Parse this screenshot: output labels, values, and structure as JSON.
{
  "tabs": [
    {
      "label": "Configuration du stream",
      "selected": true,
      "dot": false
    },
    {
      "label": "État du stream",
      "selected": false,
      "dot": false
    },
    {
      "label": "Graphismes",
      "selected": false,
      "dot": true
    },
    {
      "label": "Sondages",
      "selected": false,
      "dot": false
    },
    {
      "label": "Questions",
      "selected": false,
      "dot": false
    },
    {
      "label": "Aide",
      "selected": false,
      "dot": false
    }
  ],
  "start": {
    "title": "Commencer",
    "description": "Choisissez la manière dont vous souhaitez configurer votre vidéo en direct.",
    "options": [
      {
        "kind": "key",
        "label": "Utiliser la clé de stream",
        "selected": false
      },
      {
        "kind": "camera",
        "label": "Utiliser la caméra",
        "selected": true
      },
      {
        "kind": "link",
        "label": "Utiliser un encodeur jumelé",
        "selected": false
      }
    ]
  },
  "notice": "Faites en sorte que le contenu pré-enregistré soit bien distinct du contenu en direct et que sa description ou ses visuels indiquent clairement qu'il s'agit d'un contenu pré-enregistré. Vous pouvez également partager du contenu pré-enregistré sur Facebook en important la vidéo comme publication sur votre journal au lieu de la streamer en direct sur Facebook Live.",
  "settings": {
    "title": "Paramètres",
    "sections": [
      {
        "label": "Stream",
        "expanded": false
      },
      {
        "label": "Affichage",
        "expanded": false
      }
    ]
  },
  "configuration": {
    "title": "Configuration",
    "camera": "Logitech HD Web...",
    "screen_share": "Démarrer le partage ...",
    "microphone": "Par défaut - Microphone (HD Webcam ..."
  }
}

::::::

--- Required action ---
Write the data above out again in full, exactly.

--- Completed exercise ---
Parse this screenshot: output labels, values, and structure as JSON.
{
  "tabs": [
    {
      "label": "Configuration du stream",
      "selected": true,
      "dot": false
    },
    {
      "label": "État du stream",
      "selected": false,
      "dot": false
    },
    {
      "label": "Graphismes",
      "selected": false,
      "dot": true
    },
    {
      "label": "Sondages",
      "selected": false,
      "dot": false
    },
    {
      "label": "Questions",
      "selected": false,
      "dot": false
    },
    {
      "label": "Aide",
      "selected": false,
      "dot": false
    }
  ],
  "start": {
    "title": "Commencer",
    "description": "Choisissez la manière dont vous souhaitez configurer votre vidéo en direct.",
    "options": [
      {
        "kind": "key",
        "label": "Utiliser la clé de stream",
        "selected": false
      },
      {
        "kind": "camera",
        "label": "Utiliser la caméra",
        "selected": true
      },
      {
        "kind": "link",
        "label": "Utiliser un encodeur jumelé",
        "selected": false
      }
    ]
  },
  "notice": "Faites en sorte que le contenu pré-enregistré soit bien distinct du contenu en direct et que sa description ou ses visuels indiquent clairement qu'il s'agit d'un contenu pré-enregistré. Vous pouvez également partager du contenu pré-enregistré sur Facebook en important la vidéo comme publication sur votre journal au lieu de la streamer en direct sur Facebook Live.",
  "settings": {
    "title": "Paramètres",
    "sections": [
      {
        "label": "Stream",
        "expanded": false
      },
      {
        "label": "Affichage",
        "expanded": false
      }
    ]
  },
  "configuration": {
    "title": "Configuration",
    "camera": "Logitech HD Web...",
    "screen_share": "Démarrer le partage ...",
    "microphone": "Par défaut - Microphone (HD Webcam ..."
  }
}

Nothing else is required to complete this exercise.